Local newspapers play a critical role in meeting community information needs.
Across the United States, 200 counties do not have a local newspaper, leading to the emergence of news deserts. Close to half of all counties – 1,540 – only have one newspaper, usually a weekly. Where local titles remain, many are “ghost newspapers” operating with minimal staff, often a shadow of their former selves.
The irony is that while battering journalism, the pandemic has also underlined the need for reliable local news – access to accurate information tailored and relevant to your community can be crucial during a public health crisis.
As Margaret Sullivan, media columnist for The Washington Post, explains: “There’s a difference between your neighbors’ rumors and an actual reported piece that is subject to verification and to correction if it’s wrong.”

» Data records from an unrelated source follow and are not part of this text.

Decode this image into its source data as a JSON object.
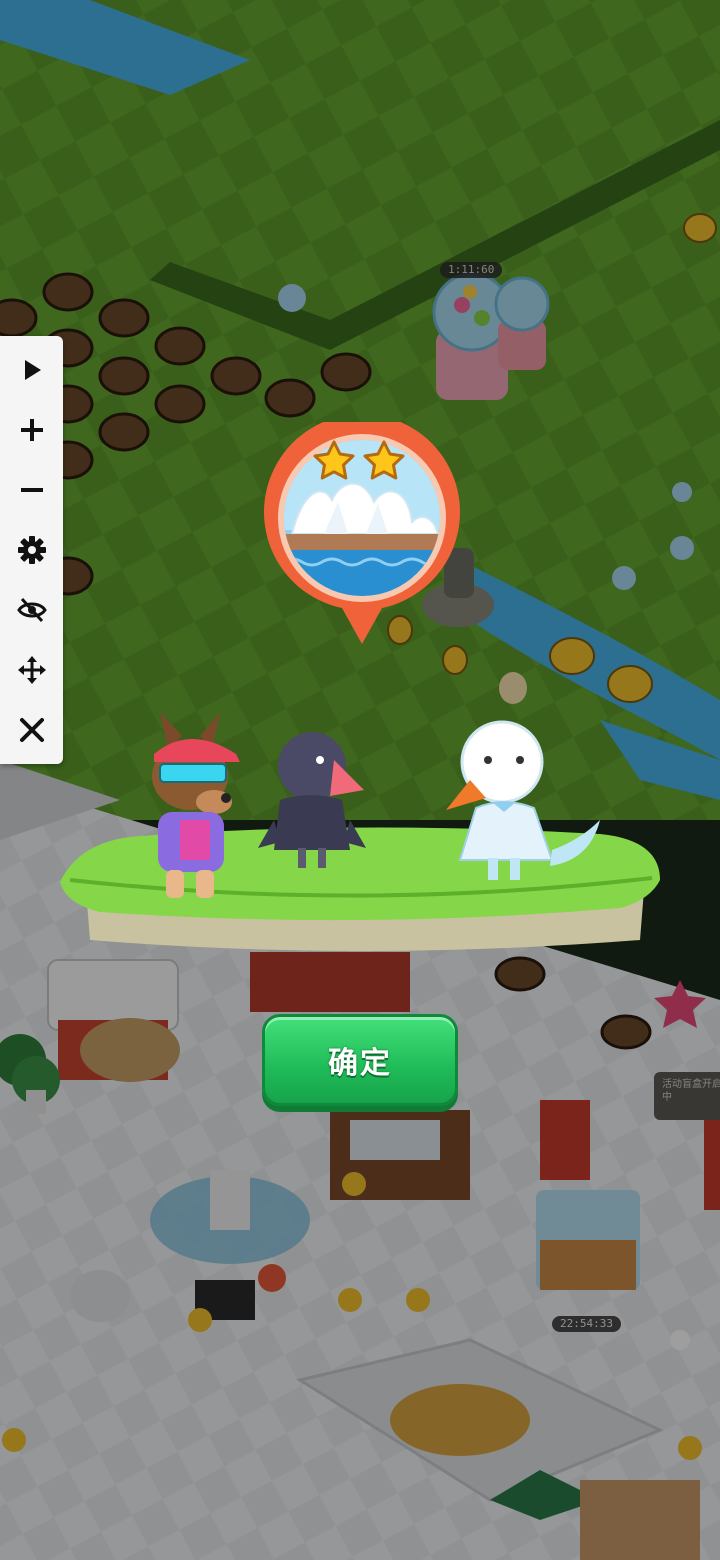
{
  "world": {
    "timers": [
      "1:11:60",
      "22:54:33"
    ],
    "event_banner": "活动盲盒开启中"
  },
  "toolbar": {
    "items": [
      {
        "icon": "play-icon",
        "name": "play"
      },
      {
        "icon": "zoom-in-icon",
        "name": "zoom-in"
      },
      {
        "icon": "zoom-out-icon",
        "name": "zoom-out"
      },
      {
        "icon": "gear-icon",
        "name": "settings"
      },
      {
        "icon": "eye-off-icon",
        "name": "hide"
      },
      {
        "icon": "move-icon",
        "name": "move"
      },
      {
        "icon": "close-icon",
        "name": "close"
      }
    ]
  },
  "reward": {
    "stars": 2,
    "location_icon": "sydney-opera-house-icon",
    "characters": [
      "dog-character",
      "crow-character",
      "swan-character"
    ],
    "confirm_label": "确定"
  },
  "colors": {
    "confirm": "#1fbb58",
    "pin_ring": "#f0633a",
    "star": "#ffc61a"
  }
}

Dimming the spotlight
Journalism’s reduced capacity may have other detrimental effects.
Data suggests a correlation between consumption of local news and civic engagement. The absence of local journalism can mean fewer people run for office, the cost of government goes up and citizens become less engaged with elections.
Alongside this, as fans of movies like “All The President’s Men” and “Spotlight” know, there is also journalism’s vital watchdog role.

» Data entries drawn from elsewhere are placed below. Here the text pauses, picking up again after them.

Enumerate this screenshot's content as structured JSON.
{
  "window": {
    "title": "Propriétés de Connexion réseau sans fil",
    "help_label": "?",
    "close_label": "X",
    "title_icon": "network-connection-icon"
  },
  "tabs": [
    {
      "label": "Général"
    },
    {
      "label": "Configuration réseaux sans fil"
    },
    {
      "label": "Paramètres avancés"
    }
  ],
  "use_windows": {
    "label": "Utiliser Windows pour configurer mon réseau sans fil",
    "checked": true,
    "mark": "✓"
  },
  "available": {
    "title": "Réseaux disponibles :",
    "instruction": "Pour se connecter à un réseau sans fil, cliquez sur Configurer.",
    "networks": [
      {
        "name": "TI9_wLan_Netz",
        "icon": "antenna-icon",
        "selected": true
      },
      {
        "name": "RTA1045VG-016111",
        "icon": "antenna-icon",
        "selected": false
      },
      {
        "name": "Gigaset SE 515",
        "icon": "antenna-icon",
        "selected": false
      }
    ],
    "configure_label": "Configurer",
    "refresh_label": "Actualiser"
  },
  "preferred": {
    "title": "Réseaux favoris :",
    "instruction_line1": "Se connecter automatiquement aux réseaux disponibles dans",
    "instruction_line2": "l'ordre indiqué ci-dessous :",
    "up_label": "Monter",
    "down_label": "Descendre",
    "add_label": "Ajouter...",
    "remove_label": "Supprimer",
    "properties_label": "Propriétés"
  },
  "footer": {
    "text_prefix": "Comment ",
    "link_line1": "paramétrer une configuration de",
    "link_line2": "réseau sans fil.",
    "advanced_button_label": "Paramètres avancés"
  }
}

In Bell, California, a Pulitzer Prize-winning investigation by the Los Angeles Times revealed members of the town’s leadership earned salaries two to three times their counterparts in similar towns. The story triggered a criminal case and led to jail time for several public officials.
Described by then-Los Angeles County District Attorney Steve Cooley as “corruption on steroids,” Reuters recounts how “eight former city officials were collectively accused of bilking taxpayers out of roughly $5.5 million through excessive salaries, benefits and illicit loans of public money.”

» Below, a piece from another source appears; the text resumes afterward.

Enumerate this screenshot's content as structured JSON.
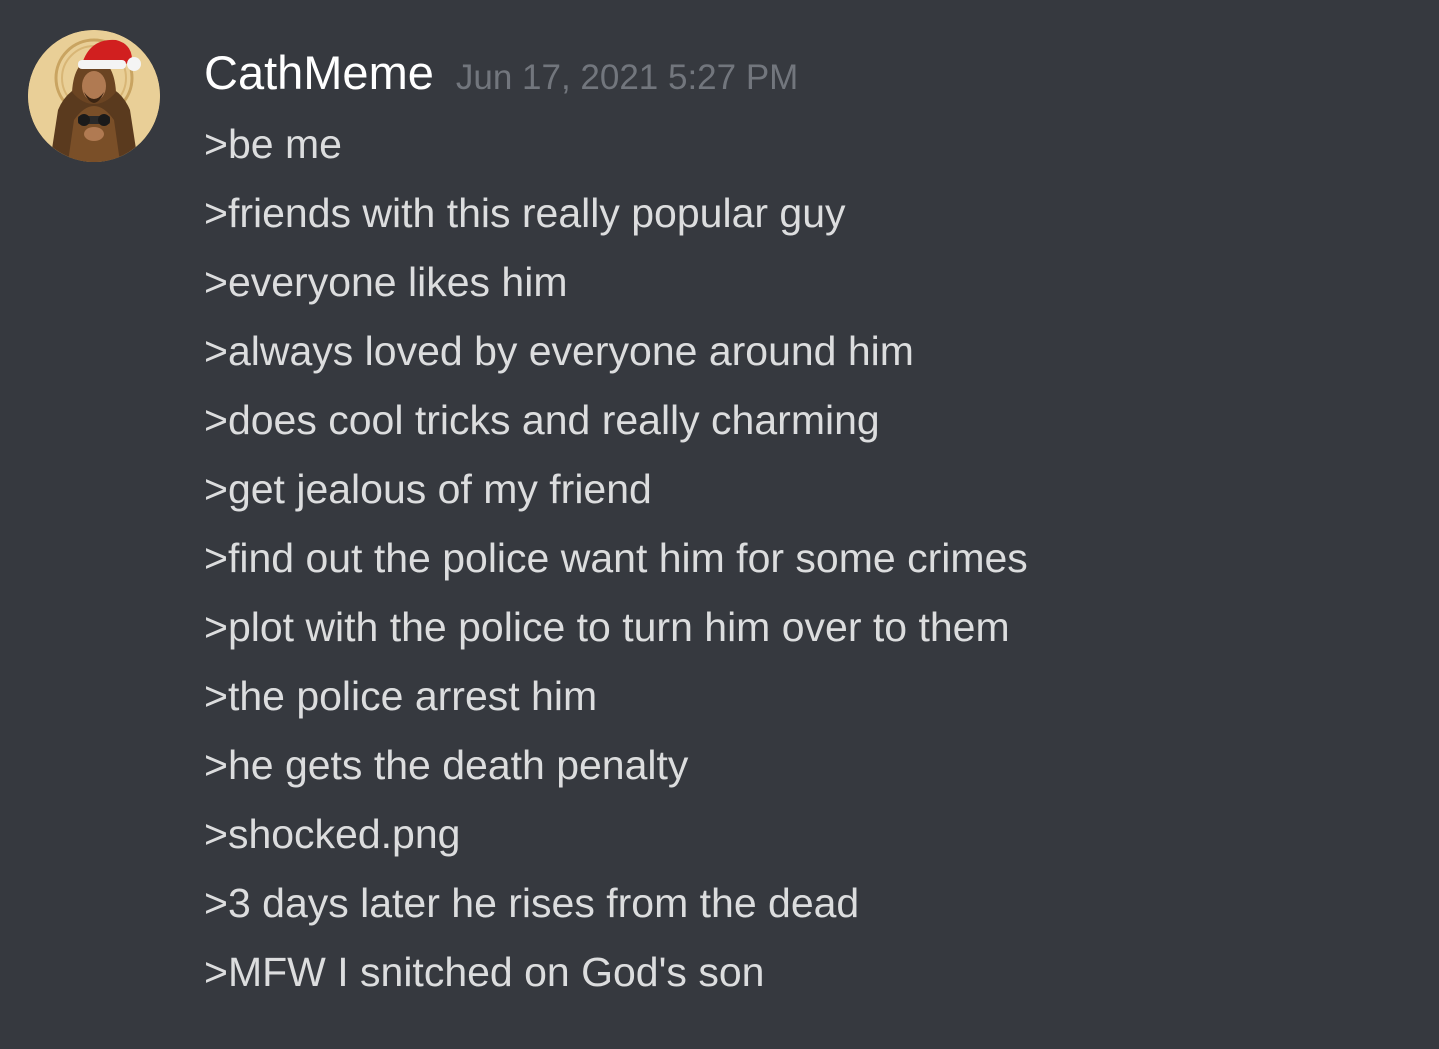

“The problems in Bell dated back years and permeated city government,” the Los Angeles Times said. But because the city’s paper had closed, “no one was actively looking for corruption or fraud there,” the Center for the Advancement of Public Integrity at Columbia Law School concluded. “It took a [wider] newspaper investigation to draw law enforcement scrutiny.”
As local newspapers continue to shutter, and jobs are shed across the news industry, then the risk of undiscovered scandals at a local, state and national level, grows.
Time to intervene?
Against the backdrop of a presidential election, a public health crisis and a tsunami of online misinformation, good journalism is needed to report on – and make sense of – these issues.
Recognizing the financial peril faced by the sector, politicians and industry experts are exploring a number of potential remedies.
Ideas like a “Google Tax,” which will take profits from big tech companies to pay for journalism, public funding and enabling commercial companies to become tax-exempt nonprofits, are all being discussed.
“The business model itself was critically wounded by the internet and then social media even before news outlets were affected by the coronavirus,” notes the journalist Matt Laslo. “The truth is that now, journalism is beyond saving by capitalism alone.”
Not everyone agrees. But to ensure a free and flourishing press, new ways to support it may need to be found.
That means making a better case for the role that journalism performs, as well as exploring different funding models.
Without this, as the late newspaper columnist Molly Ivins, a three-time Pulitzer finalist cautioned, “It is the stories we don’t get, the ones we miss, pass over, fail to recognize, don’t pick up on, that will send us to hell.”
Damian Radcliffe is the Caroline S. Chambers Professor in Journalism at the University of Oregon.